For their part, First Nations leaders have been very open in addressing the decision by their people to abstain from the 2019 prime minister election. A large portion of the apathy stems from the aforementioned sentiment that anti-Indigenousness is a bipartisan effort. But it’s also a problem of Indigenous people being disallowed from dictating the terms of engagement when it comes to campaign and election events.  Not a single one of the 2019 debates featured an Indigenous panelist or moderator.

Nor does the public seem to have an accurate idea of what issues Indigenous peoples care about. Non-Indigenous Canadian press and politicians tend to focus on pipelines and climate change as top issues for the nation’s Indigenous population. But while numerous First Nations, Inuit, and Métis governments and citizens absolutely do oppose pipelines and climate change, items like basic employment options and clean drinking water appear to come first for many Indigenous voters, especially those located in the North. Boil water advisories still exist for over 50 First Nations, Métis, and Inuit towns, a harsh reality that all major parties have committed to fixing, though none of them with the speed that any person who has been deprived of clean drinking water would accept.
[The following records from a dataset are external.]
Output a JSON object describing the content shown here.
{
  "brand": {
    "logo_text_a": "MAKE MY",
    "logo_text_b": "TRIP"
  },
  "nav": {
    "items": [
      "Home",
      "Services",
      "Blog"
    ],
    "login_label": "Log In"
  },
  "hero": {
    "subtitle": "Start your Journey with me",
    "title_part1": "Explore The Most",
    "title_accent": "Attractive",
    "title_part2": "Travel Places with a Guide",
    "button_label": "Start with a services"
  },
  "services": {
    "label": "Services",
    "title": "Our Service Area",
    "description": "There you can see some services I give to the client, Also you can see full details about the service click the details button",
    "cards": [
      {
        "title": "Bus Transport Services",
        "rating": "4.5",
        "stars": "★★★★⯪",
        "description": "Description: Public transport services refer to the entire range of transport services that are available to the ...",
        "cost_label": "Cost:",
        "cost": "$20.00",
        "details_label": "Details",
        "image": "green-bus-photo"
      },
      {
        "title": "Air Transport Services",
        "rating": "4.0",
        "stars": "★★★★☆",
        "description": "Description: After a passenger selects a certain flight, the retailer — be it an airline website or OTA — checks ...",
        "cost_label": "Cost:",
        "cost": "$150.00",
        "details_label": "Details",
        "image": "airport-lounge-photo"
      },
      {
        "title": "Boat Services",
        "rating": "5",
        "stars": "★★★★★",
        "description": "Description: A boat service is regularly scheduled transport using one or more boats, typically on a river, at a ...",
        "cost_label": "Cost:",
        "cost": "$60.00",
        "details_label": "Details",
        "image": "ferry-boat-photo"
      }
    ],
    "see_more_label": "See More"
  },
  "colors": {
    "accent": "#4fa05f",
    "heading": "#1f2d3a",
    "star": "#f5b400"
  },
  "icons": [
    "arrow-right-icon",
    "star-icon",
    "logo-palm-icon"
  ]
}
On Monday, The New York Times published a feature story that offered a look at the Inuit communities in the North, specifically in the hamlet of Cape Dorset. The goal of the article was to lay out how the introduction and adoption of Inuit art programs and sales by both the Canadian and international art communities was supposed to provide an economic boom that never arrived. Instead, while their art has been celebrated and a select few creators have attained financial success, the communities are still facing the front lines of climate change with little by way of steady economic vehicles to protect them from change and indigence.

Even when familiar subjects like pipelines are broached, the response from Trudeau’s Liberal government—who, like Obama’s Democratic contingency, is invested in seeing the completion of a number of gas and oil pipelines—lacks signs of serious thought. To wit: In late September, Trudeau promised to use profits from the Trans Mountain pipeline to, among other things, plant a lot of trees.

The present reality is that, for the Indigenous people who choose to participate in Canada’s government, there exist few political options. Jagmeet Singh, a member of the New Democratic Party, and Elizabeth May, of the Green Party, both easily stepped to the front of the field this election cycle when it came to centering Indigenous voices and issues. But as neither NDP nor the Green Party have ever formed a winning coalition in Canada, they lack the political infrastructure necessary to win the election—though their down-ballot effect on the House of Commons balance could end up making them much more influential over the next four years.

Indigenous voters do matter in Canadian elections. Sixty-two Indigenous candidates—like 25-year-old Mumilaaq Qaqqaq, a New Democratic Party member and Inuk woman from Nunavut who claimed a seat in the House last night—ran for office down-ticket in this election. The Assembly of First Nations believed Indigenous voters could potentially swing 63 of Canada’s 338 electoral districts. But when it comes to the prime minister race, the same age-old question will remain until it is buried once and for all by a government that puts its money where its mouth is: Why bother?